Autonomy and Independence
Cooperatives are autonomous, self-help organizations controlled by their members. If they enter into agreements with other organizations, including governments, or raise capital from external sources, they do so on terms that ensure democratic control by their members and maintain their cooperative autonomy.
Education, Training and Information
Cooperatives provide education and training for their members, elected representatives, managers, and employees so they can contribute effectively to the development of their cooperatives. They inform the general public – particularly young people and opinion leaders – about the nature and benefits of cooperation.
Cooperation among Cooperatives
Cooperatives serve their members most effectively and strengthen the cooperative movement by working together through local, national, regional and international structures.
Concern for Community
Cooperatives work for the sustainable development of their communities through policies approved by their members.
Co-ops in Manitoba are incorporated under the Cooperatives Act of Manitoba.
Co-ops are a business model that can be adapted to virtually any type of business – whether it be a co-op to provide housing to its’ members or a co-op to provide employment for its’ workers. In Manitoba, there are 7 types of co-ops:
Producer Co-ops / Marketing Co-ops
Producer co-ops are generally owned by members who are independent producers or entrepreneurs who market their products and services and / or purchase their supplies and equipment through the co-op. Members join these co-ops as a way to reduce operating costs, increase marketing power and gain access to other services and supports.
Consumer co-ops are owned by members who are able to use the co-op’s services. They can be operated in different ways – as a buying club where members place orders and benefit from bulk buying, as retail stores where members come in and shop or as service providers where members are provided with services such as internet, cable or water.

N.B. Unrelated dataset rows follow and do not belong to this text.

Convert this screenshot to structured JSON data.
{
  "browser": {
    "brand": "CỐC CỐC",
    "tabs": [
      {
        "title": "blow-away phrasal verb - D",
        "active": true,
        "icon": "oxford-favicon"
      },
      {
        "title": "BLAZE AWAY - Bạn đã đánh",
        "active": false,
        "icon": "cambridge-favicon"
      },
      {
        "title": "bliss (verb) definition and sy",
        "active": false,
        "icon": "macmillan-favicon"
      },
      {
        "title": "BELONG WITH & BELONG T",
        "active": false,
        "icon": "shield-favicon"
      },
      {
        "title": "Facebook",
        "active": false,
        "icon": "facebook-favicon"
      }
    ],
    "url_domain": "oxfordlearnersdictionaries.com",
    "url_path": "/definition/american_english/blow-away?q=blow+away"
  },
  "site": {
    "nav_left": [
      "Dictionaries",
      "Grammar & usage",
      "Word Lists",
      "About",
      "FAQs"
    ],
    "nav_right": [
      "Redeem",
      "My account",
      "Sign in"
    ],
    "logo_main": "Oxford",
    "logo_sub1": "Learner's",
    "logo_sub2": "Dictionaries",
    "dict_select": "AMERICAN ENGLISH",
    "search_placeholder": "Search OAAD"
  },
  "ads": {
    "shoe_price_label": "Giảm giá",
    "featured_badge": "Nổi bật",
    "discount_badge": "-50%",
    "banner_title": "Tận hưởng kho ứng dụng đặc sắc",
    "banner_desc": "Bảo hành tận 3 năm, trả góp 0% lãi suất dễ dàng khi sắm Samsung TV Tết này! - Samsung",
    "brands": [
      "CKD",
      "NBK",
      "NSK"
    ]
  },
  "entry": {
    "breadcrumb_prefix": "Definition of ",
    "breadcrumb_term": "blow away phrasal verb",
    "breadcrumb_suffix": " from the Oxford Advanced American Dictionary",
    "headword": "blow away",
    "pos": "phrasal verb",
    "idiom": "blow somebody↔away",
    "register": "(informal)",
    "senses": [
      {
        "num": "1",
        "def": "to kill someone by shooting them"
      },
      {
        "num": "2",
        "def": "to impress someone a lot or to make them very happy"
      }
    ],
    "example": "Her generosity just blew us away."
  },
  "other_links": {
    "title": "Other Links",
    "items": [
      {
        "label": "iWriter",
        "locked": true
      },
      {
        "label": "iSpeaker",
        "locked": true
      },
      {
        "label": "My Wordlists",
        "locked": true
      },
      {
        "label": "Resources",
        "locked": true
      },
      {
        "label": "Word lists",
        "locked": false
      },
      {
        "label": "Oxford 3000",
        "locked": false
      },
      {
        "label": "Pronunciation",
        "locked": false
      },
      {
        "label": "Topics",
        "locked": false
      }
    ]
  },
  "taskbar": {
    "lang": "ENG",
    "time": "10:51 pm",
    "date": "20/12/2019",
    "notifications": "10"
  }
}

Worker co-ops provide employment to their members. A worker co-op is owned by its’ employees and operated in a democratic fashion where the members / employees have input into the policies of the co-op.
Housing co-ops provide housing to their members. In Manitoba, most housing co-ops are incorporated as non-profit. Members purchase shares in the co-op and pay monthly housing charges to cover the anticipated costs of operating the co-op on an annual basis. Members have a vote in the decision making of the co-op.
Financial co-ops are essentially consumer co-ops that provide financial services to their members. The most common are credit unions or caisses populaires. Credit unions or caisses populaires can provide the same services as banks but are owned by the members.
New Generation Co-ops
New Generation cooperatives are typically found in agriculture, forestry, fishing and other industries that are supplied by producers. Members have both the right and obligation to deliver a certain amount of product to the cooperative each year. Typically, higher equity investments are required by members in order to establish a processing plant. Furthermore, the number of members is limited to those who purchase delivery rights, as well as by the processing capacity of the plant.
Multistakeholder co-ops allow groups that normally form separate co-ops, such as workers and consumers, to combine their resources to create a co-op together.
Register a Co-op in Manitoba
To register a co-op in Manitoba visit the Companies Office